Exercise requirements: Set down the whole listing that follows, precisely as written.
↓↓↓
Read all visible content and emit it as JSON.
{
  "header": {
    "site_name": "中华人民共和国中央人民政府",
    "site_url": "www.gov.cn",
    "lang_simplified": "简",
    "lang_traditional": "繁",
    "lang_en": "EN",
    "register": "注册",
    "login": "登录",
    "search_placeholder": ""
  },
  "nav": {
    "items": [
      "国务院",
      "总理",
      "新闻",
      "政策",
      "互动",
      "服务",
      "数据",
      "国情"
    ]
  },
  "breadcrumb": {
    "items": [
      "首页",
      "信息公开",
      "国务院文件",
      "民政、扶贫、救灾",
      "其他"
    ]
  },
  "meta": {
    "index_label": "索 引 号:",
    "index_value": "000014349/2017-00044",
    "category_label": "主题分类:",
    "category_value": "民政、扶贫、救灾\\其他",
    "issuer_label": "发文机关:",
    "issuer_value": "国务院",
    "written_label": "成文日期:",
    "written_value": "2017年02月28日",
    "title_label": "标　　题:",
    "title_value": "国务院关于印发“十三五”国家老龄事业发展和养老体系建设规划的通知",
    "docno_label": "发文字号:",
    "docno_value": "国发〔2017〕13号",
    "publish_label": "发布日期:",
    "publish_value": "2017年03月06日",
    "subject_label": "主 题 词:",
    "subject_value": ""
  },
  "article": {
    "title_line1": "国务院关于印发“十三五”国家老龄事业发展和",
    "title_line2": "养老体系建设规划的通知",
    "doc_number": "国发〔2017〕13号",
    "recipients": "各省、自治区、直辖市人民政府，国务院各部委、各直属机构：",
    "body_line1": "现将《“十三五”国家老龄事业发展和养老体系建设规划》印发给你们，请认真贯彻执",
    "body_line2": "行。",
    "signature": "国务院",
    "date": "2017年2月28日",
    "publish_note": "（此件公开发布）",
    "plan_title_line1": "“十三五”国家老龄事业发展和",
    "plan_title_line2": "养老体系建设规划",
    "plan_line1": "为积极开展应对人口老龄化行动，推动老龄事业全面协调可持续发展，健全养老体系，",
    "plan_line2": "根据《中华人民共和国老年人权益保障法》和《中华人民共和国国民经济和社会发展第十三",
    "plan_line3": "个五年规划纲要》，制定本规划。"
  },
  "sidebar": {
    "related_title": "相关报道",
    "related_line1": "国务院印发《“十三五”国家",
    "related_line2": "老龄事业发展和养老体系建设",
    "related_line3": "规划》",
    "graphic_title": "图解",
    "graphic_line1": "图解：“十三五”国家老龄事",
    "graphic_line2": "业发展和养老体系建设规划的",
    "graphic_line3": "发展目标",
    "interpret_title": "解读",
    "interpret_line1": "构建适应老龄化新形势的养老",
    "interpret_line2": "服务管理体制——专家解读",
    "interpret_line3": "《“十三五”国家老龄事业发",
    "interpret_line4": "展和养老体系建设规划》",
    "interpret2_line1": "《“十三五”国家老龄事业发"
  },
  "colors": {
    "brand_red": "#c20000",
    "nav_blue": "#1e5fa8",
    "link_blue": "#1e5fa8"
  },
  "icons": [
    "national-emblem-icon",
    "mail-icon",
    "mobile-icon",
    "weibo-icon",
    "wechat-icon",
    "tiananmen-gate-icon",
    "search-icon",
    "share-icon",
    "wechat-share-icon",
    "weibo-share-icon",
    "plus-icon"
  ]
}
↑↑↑
Answer to the exercise:
Read all visible content and emit it as JSON.
{
  "header": {
    "site_name": "中华人民共和国中央人民政府",
    "site_url": "www.gov.cn",
    "lang_simplified": "简",
    "lang_traditional": "繁",
    "lang_en": "EN",
    "register": "注册",
    "login": "登录",
    "search_placeholder": ""
  },
  "nav": {
    "items": [
      "国务院",
      "总理",
      "新闻",
      "政策",
      "互动",
      "服务",
      "数据",
      "国情"
    ]
  },
  "breadcrumb": {
    "items": [
      "首页",
      "信息公开",
      "国务院文件",
      "民政、扶贫、救灾",
      "其他"
    ]
  },
  "meta": {
    "index_label": "索 引 号:",
    "index_value": "000014349/2017-00044",
    "category_label": "主题分类:",
    "category_value": "民政、扶贫、救灾\\其他",
    "issuer_label": "发文机关:",
    "issuer_value": "国务院",
    "written_label": "成文日期:",
    "written_value": "2017年02月28日",
    "title_label": "标　　题:",
    "title_value": "国务院关于印发“十三五”国家老龄事业发展和养老体系建设规划的通知",
    "docno_label": "发文字号:",
    "docno_value": "国发〔2017〕13号",
    "publish_label": "发布日期:",
    "publish_value": "2017年03月06日",
    "subject_label": "主 题 词:",
    "subject_value": ""
  },
  "article": {
    "title_line1": "国务院关于印发“十三五”国家老龄事业发展和",
    "title_line2": "养老体系建设规划的通知",
    "doc_number": "国发〔2017〕13号",
    "recipients": "各省、自治区、直辖市人民政府，国务院各部委、各直属机构：",
    "body_line1": "现将《“十三五”国家老龄事业发展和养老体系建设规划》印发给你们，请认真贯彻执",
    "body_line2": "行。",
    "signature": "国务院",
    "date": "2017年2月28日",
    "publish_note": "（此件公开发布）",
    "plan_title_line1": "“十三五”国家老龄事业发展和",
    "plan_title_line2": "养老体系建设规划",
    "plan_line1": "为积极开展应对人口老龄化行动，推动老龄事业全面协调可持续发展，健全养老体系，",
    "plan_line2": "根据《中华人民共和国老年人权益保障法》和《中华人民共和国国民经济和社会发展第十三",
    "plan_line3": "个五年规划纲要》，制定本规划。"
  },
  "sidebar": {
    "related_title": "相关报道",
    "related_line1": "国务院印发《“十三五”国家",
    "related_line2": "老龄事业发展和养老体系建设",
    "related_line3": "规划》",
    "graphic_title": "图解",
    "graphic_line1": "图解：“十三五”国家老龄事",
    "graphic_line2": "业发展和养老体系建设规划的",
    "graphic_line3": "发展目标",
    "interpret_title": "解读",
    "interpret_line1": "构建适应老龄化新形势的养老",
    "interpret_line2": "服务管理体制——专家解读",
    "interpret_line3": "《“十三五”国家老龄事业发",
    "interpret_line4": "展和养老体系建设规划》",
    "interpret2_line1": "《“十三五”国家老龄事业发"
  },
  "colors": {
    "brand_red": "#c20000",
    "nav_blue": "#1e5fa8",
    "link_blue": "#1e5fa8"
  },
  "icons": [
    "national-emblem-icon",
    "mail-icon",
    "mobile-icon",
    "weibo-icon",
    "wechat-icon",
    "tiananmen-gate-icon",
    "search-icon",
    "share-icon",
    "wechat-share-icon",
    "weibo-share-icon",
    "plus-icon"
  ]
}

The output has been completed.